413 The Influence of the Mid-Tropospheric Circulation on Developing and Nondeveloping African Easterly Waves: A Case Study

Tuesday, 24 January 2017
4E (Washington State Convention Center )
Nitza A. Santiago, North Carolina A&T State University, Greensboro, NC; and A. Mekonnen

It is well known that most of the Atlantic tropical cyclones (TCs) form in association with African Easterly Waves (AEWs). However, not all AEWs spawn into a tropical storm. We do not have a conclusive understanding why some initiate TCs and some don’t. Different AEWs with similar amplitude or intensity as they leave off the African coast and propagate into the Atlantic would not have similar impact on tropical cyclo-genesis (TC-genesis). The reason for this is less well understood. We followed a case study approach to compare and contrast the environment of three different AEWs that crossed the coast of west Africa but have different fates with respect of their role in TC-genesis. The selected waves show similar intensity as measured by their relative vorticity at the time of crossing coastal Africa. Despite this, one wave developed into a named TC, one developed into a tropical depression (TD) and decayed later, and the third one did not have a role on TC-genesis at all. We will present the evolution of a wave activity and associated convective activity to shed light into why similar intensity waves have different roles. We will also present results to show the wave-convection interaction. Additional analysis comparing the mid-tropospheric environment of the three AEW cases and their relationship to TC-genesis will also be presented. This study is done by using MERRA and CLAUS datasets.

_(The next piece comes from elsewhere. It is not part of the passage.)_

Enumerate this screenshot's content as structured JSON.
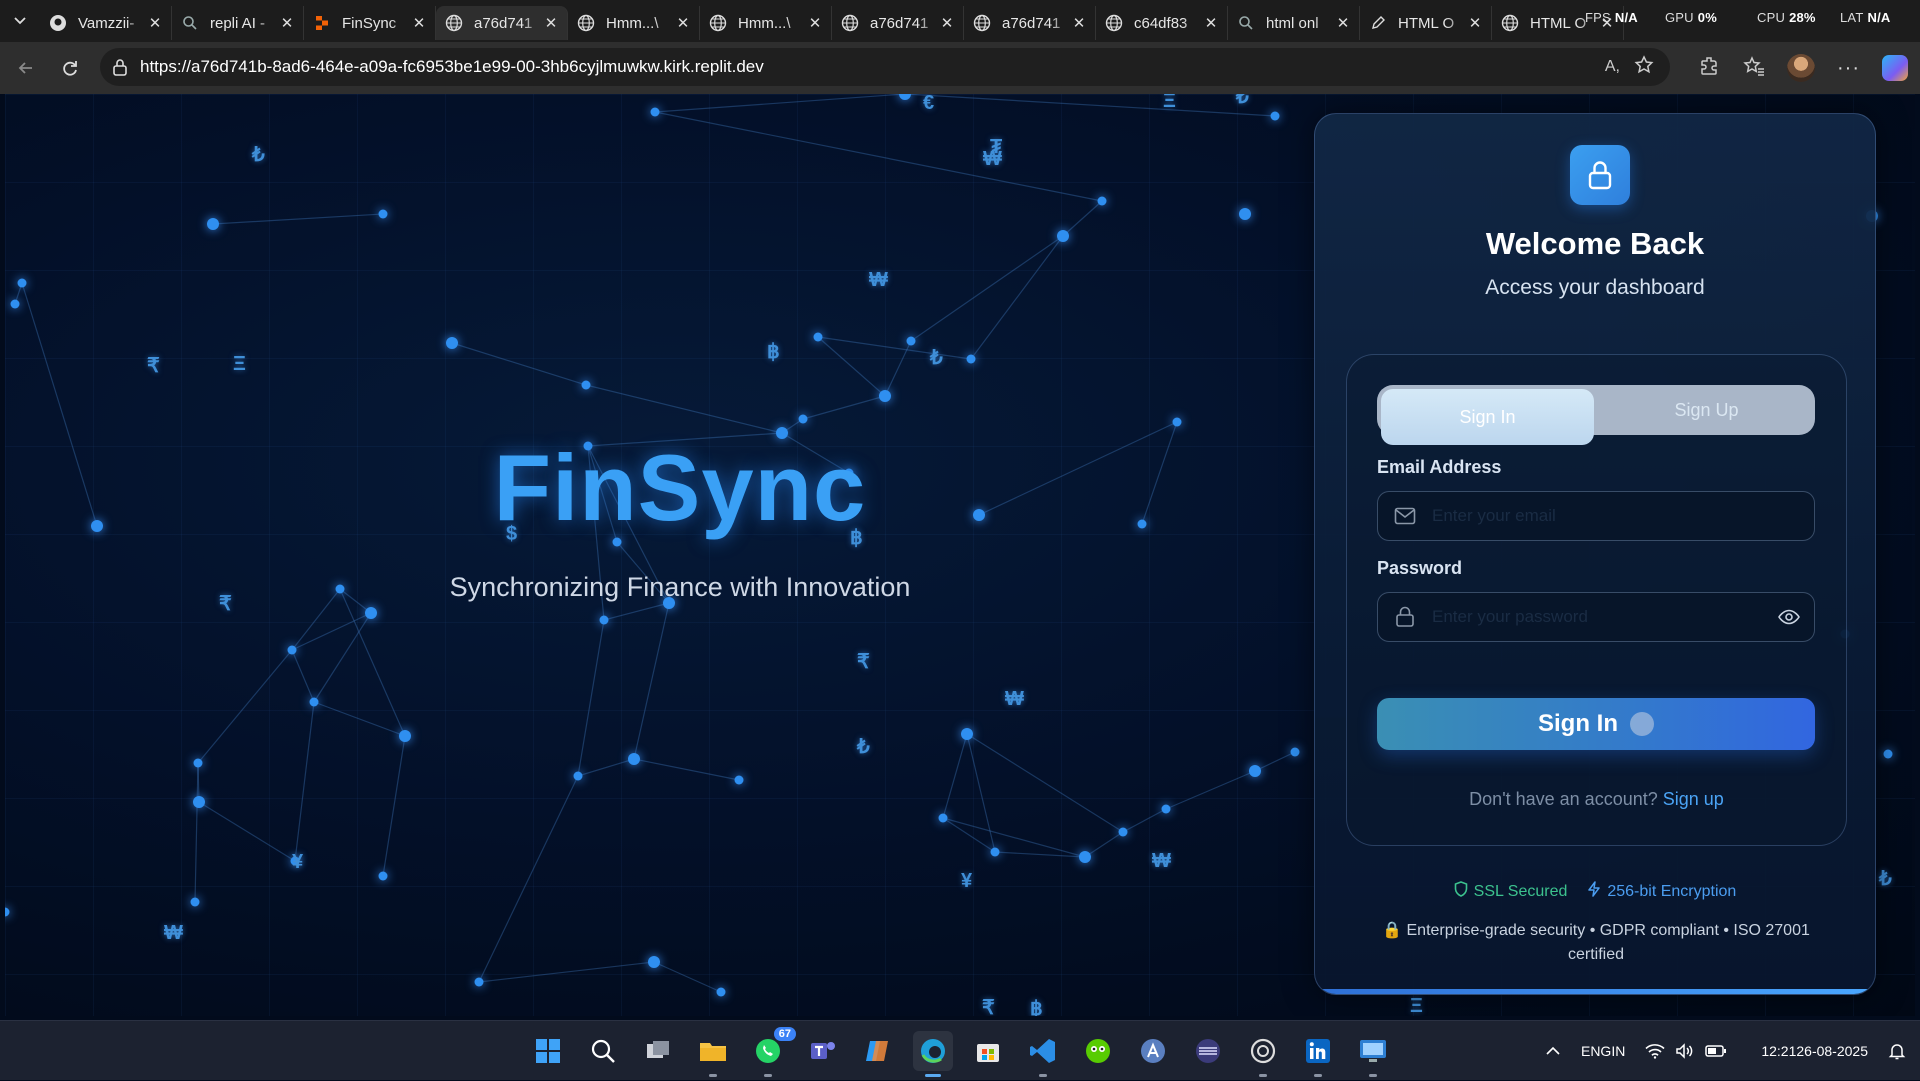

- Indicates paper has been withdrawn from meeting
- Indicates an Award Winner